▶ _Material for this exercise_
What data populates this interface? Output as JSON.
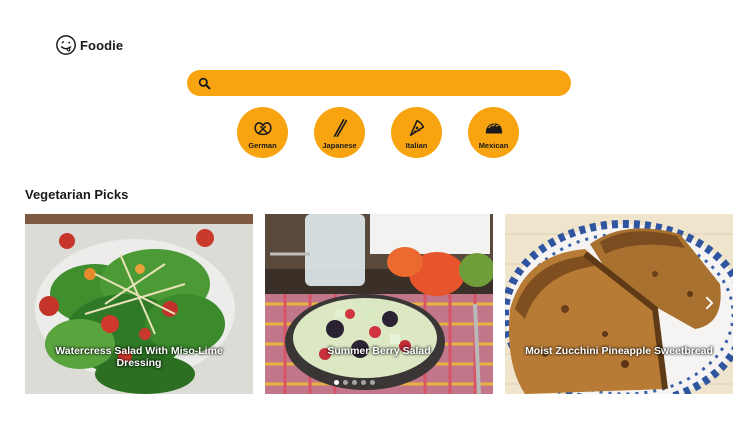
{
  "brand": {
    "name": "Foodie",
    "logo_icon": "smiley-tongue-icon"
  },
  "search": {
    "value": "",
    "placeholder": "",
    "icon": "search-icon"
  },
  "colors": {
    "accent": "#f7a410",
    "text": "#1a1a1a",
    "background": "#ffffff"
  },
  "cuisines": [
    {
      "label": "German",
      "icon": "pretzel-icon"
    },
    {
      "label": "Japanese",
      "icon": "chopsticks-icon"
    },
    {
      "label": "Italian",
      "icon": "pizza-icon"
    },
    {
      "label": "Mexican",
      "icon": "taco-icon"
    }
  ],
  "section": {
    "title": "Vegetarian Picks"
  },
  "recipes": [
    {
      "title": "Watercress Salad With Miso-Lime Dressing"
    },
    {
      "title": "Summer Berry Salad"
    },
    {
      "title": "Moist Zucchini Pineapple Sweetbread"
    }
  ],
  "carousel": {
    "pages": 5,
    "active_page": 1,
    "next_icon": "chevron-right-icon"
  }
}
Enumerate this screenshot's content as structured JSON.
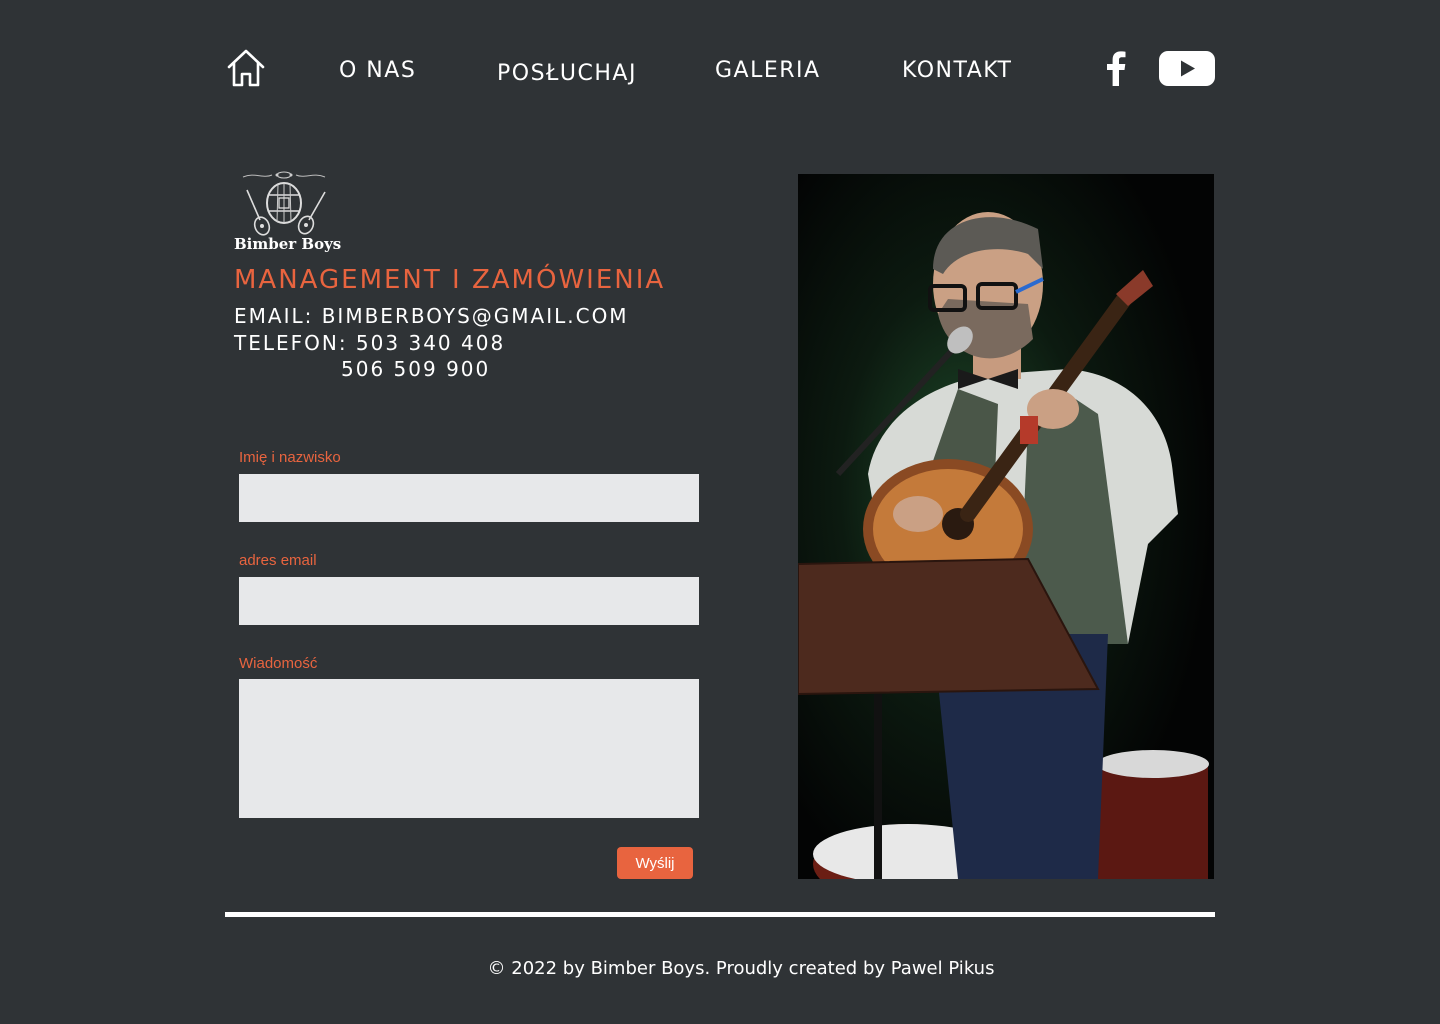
{
  "nav": {
    "home_icon": "home-icon",
    "items": [
      "O NAS",
      "POSŁUCHAJ",
      "GALERIA",
      "KONTAKT"
    ],
    "facebook_icon": "facebook-icon",
    "youtube_icon": "youtube-icon"
  },
  "logo": {
    "text": "Bimber Boys"
  },
  "contact": {
    "title": "MANAGEMENT I ZAMÓWIENIA",
    "email_line": "EMAIL: BIMBERBOYS@GMAIL.COM",
    "phone_line": "TELEFON: 503 340 408",
    "phone_line_2": "506 509 900"
  },
  "form": {
    "name_label": "Imię i nazwisko",
    "name_value": "",
    "email_label": "adres email",
    "email_value": "",
    "message_label": "Wiadomość",
    "message_value": "",
    "submit_label": "Wyślij"
  },
  "footer": {
    "text": "© 2022 by Bimber Boys. Proudly created by Pawel Pikus"
  },
  "colors": {
    "background": "#2f3336",
    "accent": "#e8643f",
    "field_bg": "#e7e8ea",
    "text": "#ffffff"
  }
}
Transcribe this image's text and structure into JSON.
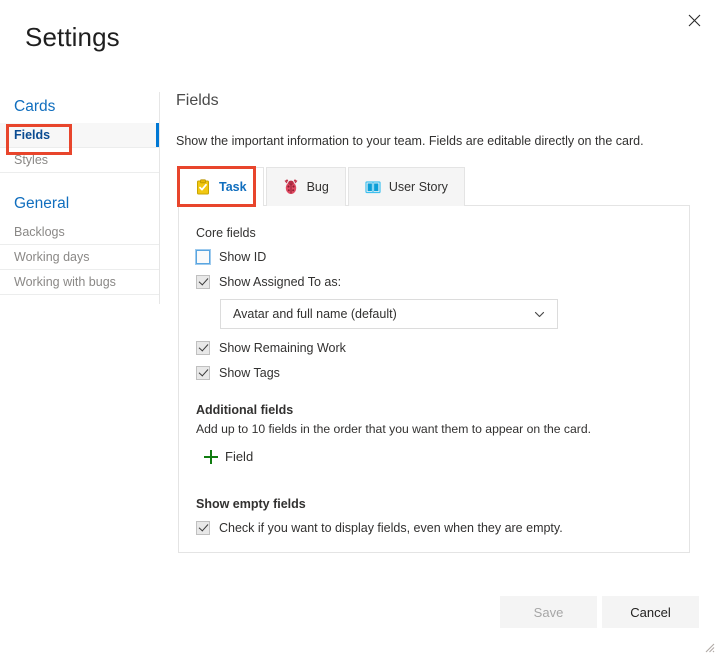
{
  "window": {
    "title": "Settings",
    "close_icon": "close-icon",
    "resize_grip_icon": "resize-grip-icon"
  },
  "sidebar": {
    "groups": [
      {
        "title": "Cards",
        "items": [
          {
            "label": "Fields",
            "selected": true
          },
          {
            "label": "Styles",
            "selected": false
          }
        ]
      },
      {
        "title": "General",
        "items": [
          {
            "label": "Backlogs",
            "selected": false
          },
          {
            "label": "Working days",
            "selected": false
          },
          {
            "label": "Working with bugs",
            "selected": false
          }
        ]
      }
    ]
  },
  "main": {
    "heading": "Fields",
    "description": "Show the important information to your team. Fields are editable directly on the card.",
    "tabs": [
      {
        "label": "Task",
        "icon": "task-clipboard-icon",
        "active": true
      },
      {
        "label": "Bug",
        "icon": "bug-ladybug-icon",
        "active": false
      },
      {
        "label": "User Story",
        "icon": "user-story-book-icon",
        "active": false
      }
    ],
    "core_fields": {
      "label": "Core fields",
      "checkboxes": [
        {
          "label": "Show ID",
          "checked": false,
          "focused": true
        },
        {
          "label": "Show Assigned To as:",
          "checked": true,
          "focused": false
        },
        {
          "label": "Show Remaining Work",
          "checked": true,
          "focused": false
        },
        {
          "label": "Show Tags",
          "checked": true,
          "focused": false
        }
      ],
      "assigned_to_dropdown": {
        "value": "Avatar and full name (default)",
        "chevron_icon": "chevron-down-icon"
      }
    },
    "additional_fields": {
      "label": "Additional fields",
      "description": "Add up to 10 fields in the order that you want them to appear on the card.",
      "add_button_label": "Field",
      "add_button_icon": "plus-icon"
    },
    "show_empty_fields": {
      "label": "Show empty fields",
      "checkbox": {
        "label": "Check if you want to display fields, even when they are empty.",
        "checked": true
      }
    }
  },
  "footer": {
    "save_label": "Save",
    "cancel_label": "Cancel"
  },
  "colors": {
    "accent_blue": "#0078d4",
    "link_blue": "#106ebe",
    "highlight_red": "#e8452c",
    "plus_green": "#107c10",
    "task_yellow": "#f2c811",
    "bug_red": "#d13438",
    "story_blue": "#009ccc"
  }
}
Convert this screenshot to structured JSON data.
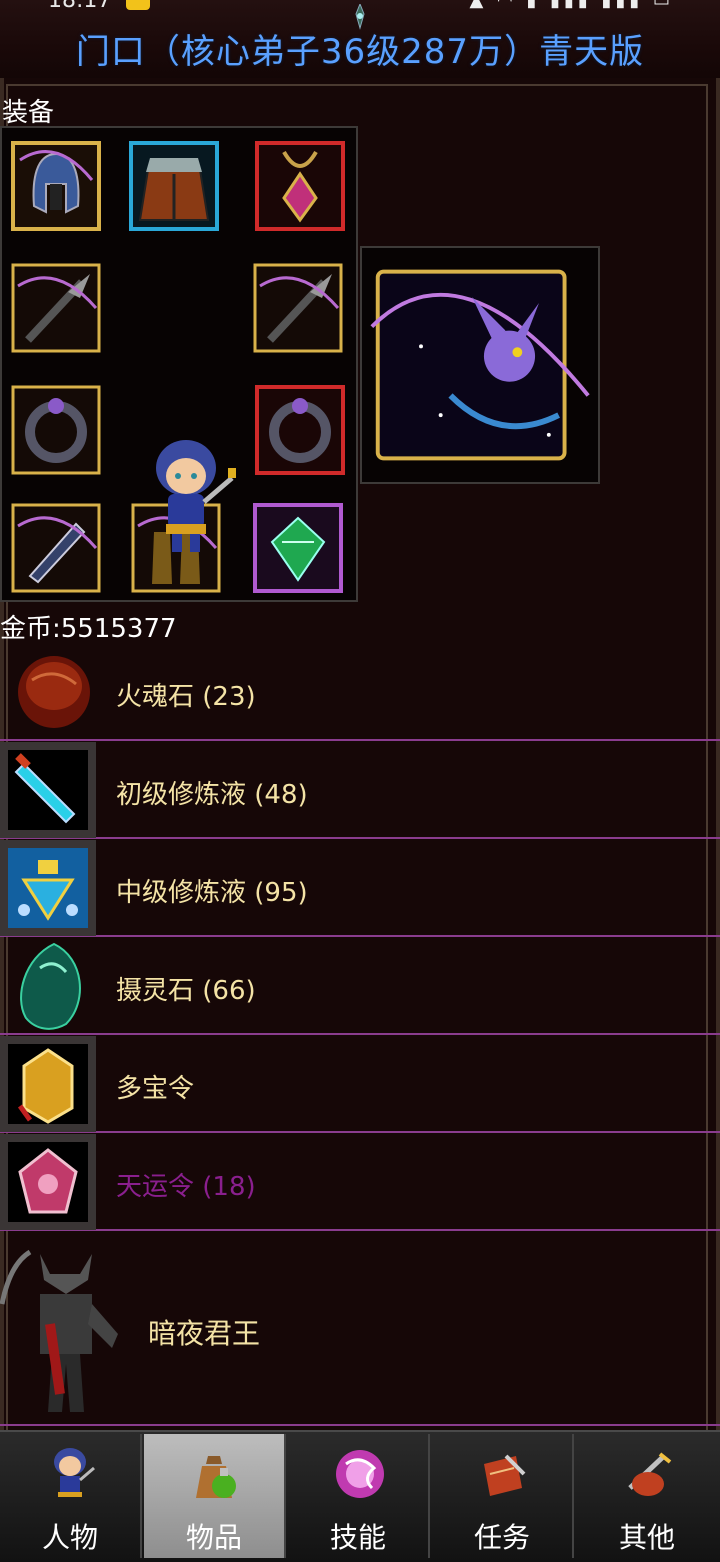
{
  "status_bar": {
    "time": "18:17"
  },
  "header": {
    "title": "门口（核心弟子36级287万）青天版"
  },
  "equipment": {
    "label": "装备"
  },
  "gold": {
    "text": "金币:5515377"
  },
  "items": [
    {
      "name": "火魂石 (23)",
      "icon": "fire-soul-stone-icon"
    },
    {
      "name": "初级修炼液 (48)",
      "icon": "blue-potion-icon"
    },
    {
      "name": "中级修炼液 (95)",
      "icon": "mid-potion-icon"
    },
    {
      "name": "摄灵石 (66)",
      "icon": "spirit-stone-icon"
    },
    {
      "name": "多宝令",
      "icon": "treasure-token-icon"
    },
    {
      "name": "天运令 (18)",
      "icon": "fortune-token-icon",
      "color": "#8a1f8e"
    }
  ],
  "boss": {
    "name": "暗夜君王"
  },
  "tabs": [
    {
      "label": "人物",
      "icon": "character-icon",
      "active": false
    },
    {
      "label": "物品",
      "icon": "bag-icon",
      "active": true
    },
    {
      "label": "技能",
      "icon": "skill-icon",
      "active": false
    },
    {
      "label": "任务",
      "icon": "quest-icon",
      "active": false
    },
    {
      "label": "其他",
      "icon": "other-icon",
      "active": false
    }
  ]
}
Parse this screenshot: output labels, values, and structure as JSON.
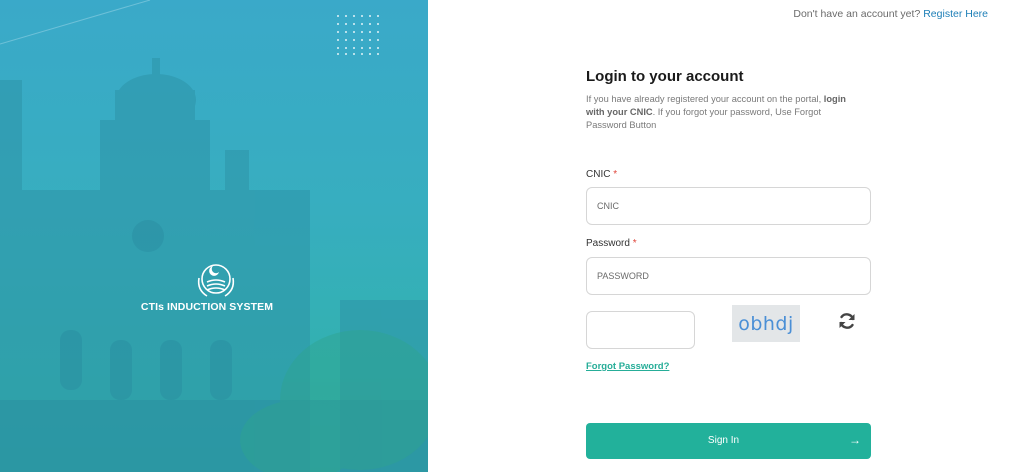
{
  "hero": {
    "system_title": "CTIs INDUCTION SYSTEM",
    "colors": {
      "top": "#3aa9c9",
      "bottom": "#2fb3a5"
    },
    "emblem_icon": "punjab-emblem-icon"
  },
  "header": {
    "question": "Don't have an account yet?",
    "register_link": "Register Here"
  },
  "login": {
    "title": "Login to your account",
    "desc_part1": "If you have already registered your account on the portal,",
    "desc_bold": "login with your CNIC",
    "desc_part2": ". If you forgot your password, Use Forgot Password Button",
    "cnic_label": "CNIC",
    "cnic_placeholder": "CNIC",
    "password_label": "Password",
    "password_placeholder": "PASSWORD",
    "required_mark": "*",
    "captcha_input_value": "",
    "captcha_text": "obhdj",
    "refresh_icon": "refresh-icon",
    "forgot_link": "Forgot Password?",
    "signin_label": "Sign In",
    "signin_arrow": "→",
    "accent_color": "#22b19b"
  }
}
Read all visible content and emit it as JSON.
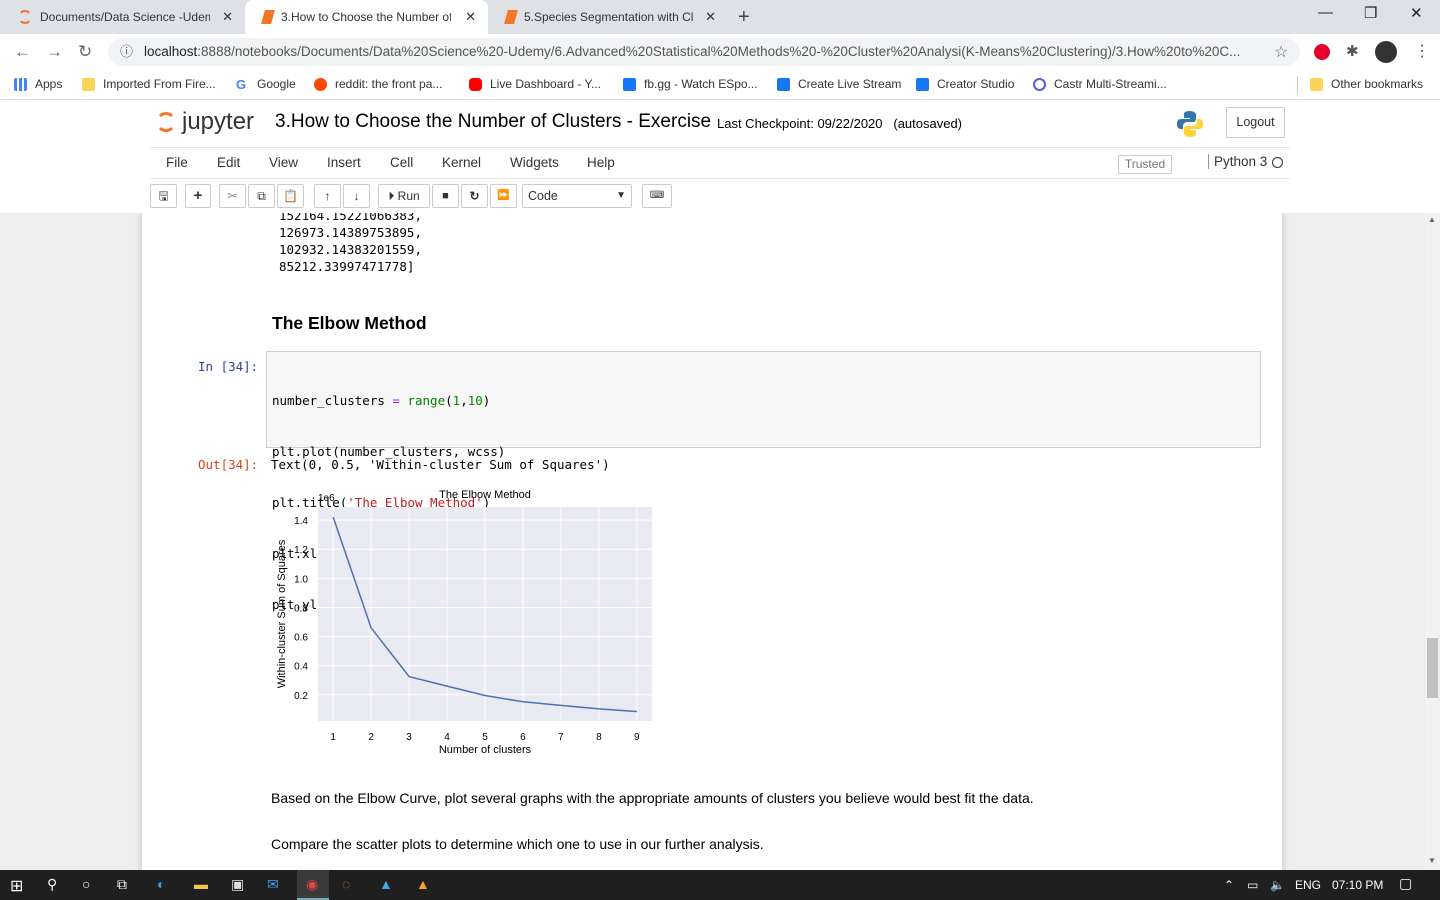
{
  "browser": {
    "tabs": [
      {
        "title": "Documents/Data Science -Udem",
        "active": false
      },
      {
        "title": "3.How to Choose the Number of",
        "active": true
      },
      {
        "title": "5.Species Segmentation with Clu",
        "active": false
      }
    ],
    "url_host": "localhost",
    "url_rest": ":8888/notebooks/Documents/Data%20Science%20-Udemy/6.Advanced%20Statistical%20Methods%20-%20Cluster%20Analysi(K-Means%20Clustering)/3.How%20to%20C...",
    "bookmarks": [
      "Apps",
      "Imported From Fire...",
      "Google",
      "reddit: the front pa...",
      "Live Dashboard - Y...",
      "fb.gg - Watch ESpo...",
      "Create Live Stream",
      "Creator Studio",
      "Castr Multi-Streami..."
    ],
    "other_bookmarks": "Other bookmarks"
  },
  "jupyter": {
    "logo_text": "jupyter",
    "notebook_title": "3.How to Choose the Number of Clusters - Exercise",
    "checkpoint": "Last Checkpoint: 09/22/2020",
    "autosave": "(autosaved)",
    "logout": "Logout",
    "menus": [
      "File",
      "Edit",
      "View",
      "Insert",
      "Cell",
      "Kernel",
      "Widgets",
      "Help"
    ],
    "trusted": "Trusted",
    "kernel": "Python 3",
    "run_label": "Run",
    "cell_type": "Code"
  },
  "notebook": {
    "prev_output_lines": [
      "152164.15221066383,",
      "126973.14389753895,",
      "102932.14383201559,",
      "85212.33997471778]"
    ],
    "heading": "The Elbow Method",
    "in_prompt": "In [34]:",
    "code_lines": [
      "number_clusters = range(1,10)",
      "plt.plot(number_clusters, wcss)",
      "plt.title('The Elbow Method')",
      "plt.xlabel('Number of clusters')",
      "plt.ylabel('Within-cluster Sum of Squares')"
    ],
    "out_prompt": "Out[34]:",
    "out_text": "Text(0, 0.5, 'Within-cluster Sum of Squares')",
    "md1": "Based on the Elbow Curve, plot several graphs with the appropriate amounts of clusters you believe would best fit the data.",
    "md2": "Compare the scatter plots to determine which one to use in our further analysis."
  },
  "chart_data": {
    "type": "line",
    "title": "The Elbow Method",
    "xlabel": "Number of clusters",
    "ylabel": "Within-cluster Sum of Squares",
    "offset_text": "1e6",
    "x": [
      1,
      2,
      3,
      4,
      5,
      6,
      7,
      8,
      9
    ],
    "y": [
      1.42,
      0.66,
      0.325,
      0.26,
      0.195,
      0.152,
      0.127,
      0.103,
      0.085
    ],
    "xticks": [
      1,
      2,
      3,
      4,
      5,
      6,
      7,
      8,
      9
    ],
    "yticks": [
      0.2,
      0.4,
      0.6,
      0.8,
      1.0,
      1.2,
      1.4
    ],
    "ytick_labels": [
      "0.2",
      "0.4",
      "0.6",
      "0.8",
      "1.0",
      "1.2",
      "1.4"
    ],
    "xlim": [
      0.6,
      9.4
    ],
    "ylim": [
      0.02,
      1.49
    ],
    "line_color": "#4c72b0",
    "background": "#eaeaf2",
    "grid": true
  },
  "taskbar": {
    "lang": "ENG",
    "time": "07:10 PM"
  }
}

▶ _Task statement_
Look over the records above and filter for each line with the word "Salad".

▶ _Worked solution_
      "title": "Watercress Salad With Miso-Lime Dressing"
      "title": "Summer Berry Salad"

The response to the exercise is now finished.